I’ve been wanting to read this book for so long based solely on the beauty of its cover. And the concept did seem quite interesting. A perfectly planned out suicide? Two teens who sought for support, not to live, but to get the courage to die? Very interesting.

I enjoyed the book. I’ve never been depressed, but I thought the author uses a lot of description that everyone can understand in order to show Aysel’s feelings. Aysel is relatable with a classic teenage voice that has definite moments of clarity regarding depression and suicide and treatment.

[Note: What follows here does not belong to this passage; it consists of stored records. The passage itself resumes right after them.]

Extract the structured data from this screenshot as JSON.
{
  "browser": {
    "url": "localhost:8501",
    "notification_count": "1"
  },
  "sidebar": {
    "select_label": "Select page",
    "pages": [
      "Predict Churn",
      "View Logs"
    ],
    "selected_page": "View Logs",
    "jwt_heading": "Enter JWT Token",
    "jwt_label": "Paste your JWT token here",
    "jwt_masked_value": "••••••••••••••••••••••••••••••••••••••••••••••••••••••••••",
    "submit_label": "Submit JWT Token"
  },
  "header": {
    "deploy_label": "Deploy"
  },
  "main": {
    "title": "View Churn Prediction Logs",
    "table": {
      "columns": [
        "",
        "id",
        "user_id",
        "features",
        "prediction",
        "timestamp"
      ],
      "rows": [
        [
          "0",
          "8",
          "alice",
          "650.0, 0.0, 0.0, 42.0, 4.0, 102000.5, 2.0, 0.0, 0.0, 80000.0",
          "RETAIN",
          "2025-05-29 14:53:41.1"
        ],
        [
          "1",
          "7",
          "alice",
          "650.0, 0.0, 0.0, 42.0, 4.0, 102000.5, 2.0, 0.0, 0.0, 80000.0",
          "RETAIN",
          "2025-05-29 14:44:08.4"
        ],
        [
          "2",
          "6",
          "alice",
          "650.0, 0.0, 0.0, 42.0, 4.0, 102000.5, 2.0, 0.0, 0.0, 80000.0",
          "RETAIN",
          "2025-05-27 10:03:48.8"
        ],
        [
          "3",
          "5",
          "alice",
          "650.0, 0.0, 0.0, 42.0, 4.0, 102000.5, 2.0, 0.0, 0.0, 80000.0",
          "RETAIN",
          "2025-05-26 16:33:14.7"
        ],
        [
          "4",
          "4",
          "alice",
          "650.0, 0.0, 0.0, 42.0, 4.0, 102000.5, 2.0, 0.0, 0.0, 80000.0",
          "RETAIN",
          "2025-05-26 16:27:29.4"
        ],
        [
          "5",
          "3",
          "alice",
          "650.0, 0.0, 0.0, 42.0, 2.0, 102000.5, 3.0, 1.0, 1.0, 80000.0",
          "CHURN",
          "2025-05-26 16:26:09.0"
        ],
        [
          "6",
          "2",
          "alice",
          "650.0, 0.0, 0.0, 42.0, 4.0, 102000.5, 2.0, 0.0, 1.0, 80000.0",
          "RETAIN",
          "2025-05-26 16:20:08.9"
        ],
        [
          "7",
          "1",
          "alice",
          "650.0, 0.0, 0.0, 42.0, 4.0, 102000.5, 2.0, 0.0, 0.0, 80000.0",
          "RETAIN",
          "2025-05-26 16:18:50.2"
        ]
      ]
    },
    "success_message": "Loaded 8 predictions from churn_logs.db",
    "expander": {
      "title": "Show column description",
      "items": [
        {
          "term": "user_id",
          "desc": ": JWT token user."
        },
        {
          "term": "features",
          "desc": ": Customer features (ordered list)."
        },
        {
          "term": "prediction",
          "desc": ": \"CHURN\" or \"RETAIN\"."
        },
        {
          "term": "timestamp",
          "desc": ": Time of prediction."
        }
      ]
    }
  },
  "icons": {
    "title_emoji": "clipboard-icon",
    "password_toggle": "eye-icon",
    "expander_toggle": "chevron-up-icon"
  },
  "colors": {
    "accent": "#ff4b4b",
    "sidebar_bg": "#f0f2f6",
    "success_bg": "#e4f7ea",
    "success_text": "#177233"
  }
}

There is the usual YA romance (sigh) between Aysel and her suicide partner Roman, but that is in the description of the book. The theme shifts toward love cures all, and the only thing I didn’t like was that the author focused on romantic love rather than the love of Aysel or Roman’s family. I do think this romance was warranted because it showed how two people can help each other through difficult times and overcome depression.

I liked the characters and setting of this book. It’s in a small town in the middle of nowhere with really nothing that happens. I think the setting kind of reflects Aysel being stuck in her own mind, worried that her depression will overtake her. It also allows for her depression to fester because it begins when her father is convicted of killing an Olympic-bound athlete of the town, and the quietness of the area allows for the rumors to continue and her name to be connected forever with the murder.

The characters are very real. Sometimes young adult novels have problems making teen voices seem authentic, but both Roman and Aysel and the other minor characters had real conversations and thoughts. The actions of Roman and Aysel seemed congruent to depressed teens, and their home life with worried mothers or frustrated sisters was also accurate.

Overall, it’s a classic contemporary young adult novel. The writing style is perfectly tailored to the plot with beautiful descriptions of their feelings. I can’t say it made me cry or anything, and I don’t think the ending was very surprising, but I did enjoy reading it and think that it demonstrated a solid depiction of depression.

4 Stars